Judging by some of the questions that came up, it seemed many people there was eager to have their favourite breakfast cereal absolved – or at least for Fulcher to recommend a GOOD ONE. The sad truth is, boxed cereal is not a food anyone should be eating. There are plenty of other QUICK AND EASY real food breakfasts that will build your health, not tear it down.
“I wouldn’t recommend eating cereals for breakfast at all,” Fulcher said, instead..ignore what you’ve heard about cholesterol “and eat some eggs.”
How is cereal made anyhow? Check it out here although it doesn’t show the ‘mining process’ of stripping apart grains like wheat. (p.s. watch for the pixie dust (or vitamin fortification) being sprayed about half-way through.)
Just the other day someone mentioned that winter is a great time to learn a new food preservation skill. I thought that was so insightful. That’s because it seems completely counter-intuitive.
After all – preservation usually focusses on fruits and vegetables – both of which are not exactly abundant right now (at least not fresh, local produce). Especially not here on the frigid Canadian Prairies.
You’re probably spending more time indoors. Learning a new skill is a great antidote to cabin fever and it’s also incredibly gratifying.
Some of the supplies you might need...
Fermented foods boost your immunity. And that means you could avoid hacking, sneezing, sniffling and coughing your way through what’s too often referred to as “cold and flu season’ (who came up with that anyhow?)
Spring (and warmer weather) is right around the corner.That means you’re going to want to get outside and maybe even plant your garden. If you’ve got a green thumb, spending time in the kitchen (no matter how short a span) isn’t going to be a top priority!
Can't you just tell spring is coming?
You’ll be confident, prepared and ready to roll at harvest! As produce comes from your garden, your farm share (CSA), or local farmers’ market, you can preserve a little at a time instead of facing a big chore at season’s end. (and you can experiment with all your fresh herbs!)
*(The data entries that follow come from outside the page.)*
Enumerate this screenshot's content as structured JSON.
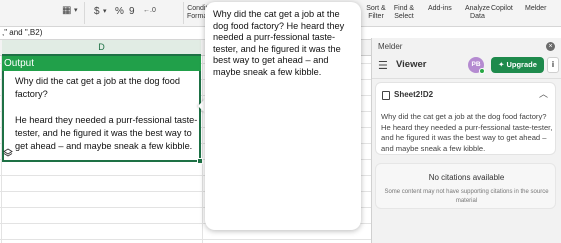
{
  "ribbon": {
    "icons": [
      "table-icon",
      "currency-icon",
      "percent-icon",
      "comma-icon",
      "decimal-icon"
    ],
    "currency": "$",
    "percent": "%",
    "comma": "9",
    "decimal": "←.0",
    "conditional_formatting": [
      "Conditi",
      "Format"
    ],
    "sort_filter": [
      "Sort &",
      "Filter"
    ],
    "find_select": [
      "Find &",
      "Select"
    ],
    "add_ins": "Add-ins",
    "analyze_data": [
      "Analyze",
      "Data"
    ],
    "copilot": "Copilot",
    "melder": "Melder"
  },
  "formula_bar": {
    "text": ",\" and \",B2)"
  },
  "sheet": {
    "column_label": "D",
    "output_header": "Output",
    "cell_paragraphs": [
      "Why did the cat get a job at the dog food factory?",
      "He heard they needed a purr-fessional taste-tester, and he figured it was the best way to get ahead – and maybe sneak a few kibble."
    ]
  },
  "tooltip": {
    "text": "Why did the cat get a job at the dog food factory? He heard they needed a purr-fessional taste-tester, and he figured it was the best way to get ahead – and maybe sneak a few kibble."
  },
  "panel": {
    "title": "Melder",
    "close": "×",
    "view_label": "Viewer",
    "avatar_initials": "PB",
    "upgrade_label": "Upgrade",
    "info": "i",
    "reference": {
      "cell": "Sheet2!D2",
      "text": "Why did the cat get a job at the dog food factory? He heard they needed a purr-fessional taste-tester, and he figured it was the best way to get ahead – and maybe sneak a few kibble."
    },
    "no_citations": {
      "title": "No citations available",
      "subtitle": "Some content may not have supporting citations in the source material"
    },
    "colors": {
      "upgrade": "#1e8a4c",
      "avatar": "#b58bd1",
      "output_header": "#21a04a"
    }
  }
}
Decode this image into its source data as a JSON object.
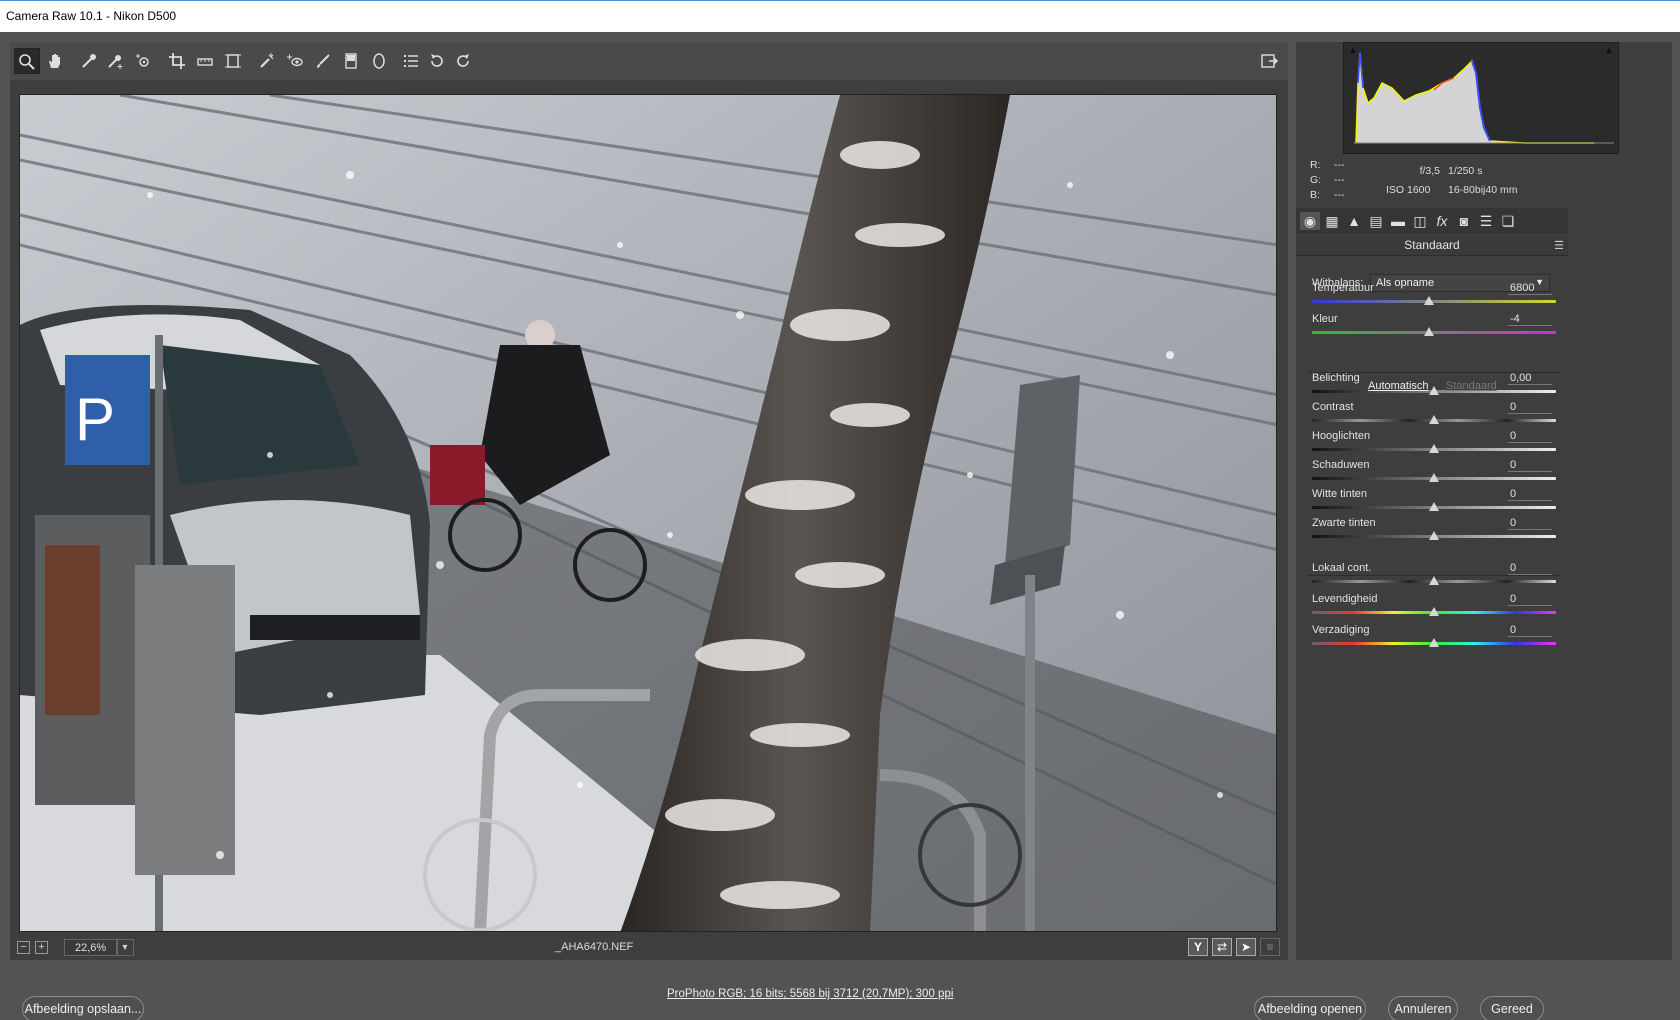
{
  "window": {
    "title": "Camera Raw 10.1  -  Nikon D500"
  },
  "toolbar": {
    "tools": [
      "zoom-tool",
      "hand-tool",
      "white-balance-tool",
      "color-sampler-tool",
      "targeted-adjustment-tool",
      "crop-tool",
      "straighten-tool",
      "transform-tool",
      "spot-removal-tool",
      "red-eye-tool",
      "adjustment-brush",
      "graduated-filter",
      "radial-filter",
      "open-preferences",
      "rotate-ccw",
      "rotate-cw"
    ],
    "fullscreen_icon": "toggle-fullscreen-icon"
  },
  "status": {
    "zoom_value": "22,6%",
    "filename": "_AHA6470.NEF"
  },
  "info": {
    "r_label": "R:",
    "g_label": "G:",
    "b_label": "B:",
    "r_value": "---",
    "g_value": "---",
    "b_value": "---",
    "aperture": "f/3,5",
    "shutter": "1/250 s",
    "iso": "ISO 1600",
    "lens": "16-80bij40 mm"
  },
  "panel": {
    "title": "Standaard",
    "tabs": [
      "basic-icon",
      "tone-curve-icon",
      "detail-icon",
      "hsl-icon",
      "split-toning-icon",
      "lens-corrections-icon",
      "effects-icon",
      "camera-calibration-icon",
      "presets-icon",
      "snapshots-icon"
    ],
    "wb_label": "Witbalans:",
    "wb_value": "Als opname",
    "auto_label": "Automatisch",
    "default_label": "Standaard",
    "sliders": [
      {
        "label": "Temperatuur",
        "value": "6800",
        "position": 0.48
      },
      {
        "label": "Kleur",
        "value": "-4",
        "position": 0.48
      },
      {
        "label": "Belichting",
        "value": "0,00",
        "position": 0.5
      },
      {
        "label": "Contrast",
        "value": "0",
        "position": 0.5
      },
      {
        "label": "Hooglichten",
        "value": "0",
        "position": 0.5
      },
      {
        "label": "Schaduwen",
        "value": "0",
        "position": 0.5
      },
      {
        "label": "Witte tinten",
        "value": "0",
        "position": 0.5
      },
      {
        "label": "Zwarte tinten",
        "value": "0",
        "position": 0.5
      },
      {
        "label": "Lokaal cont.",
        "value": "0",
        "position": 0.5
      },
      {
        "label": "Levendigheid",
        "value": "0",
        "position": 0.5
      },
      {
        "label": "Verzadiging",
        "value": "0",
        "position": 0.5
      }
    ]
  },
  "bottom": {
    "save_label": "Afbeelding opslaan...",
    "workflow_label": "ProPhoto RGB; 16 bits; 5568 bij 3712 (20,7MP); 300 ppi",
    "open_label": "Afbeelding openen",
    "cancel_label": "Annuleren",
    "done_label": "Gereed"
  }
}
So there you have it. At least four good reasons to get on it now. Have you learned any new food skills this winter? Or is there one on your wish list?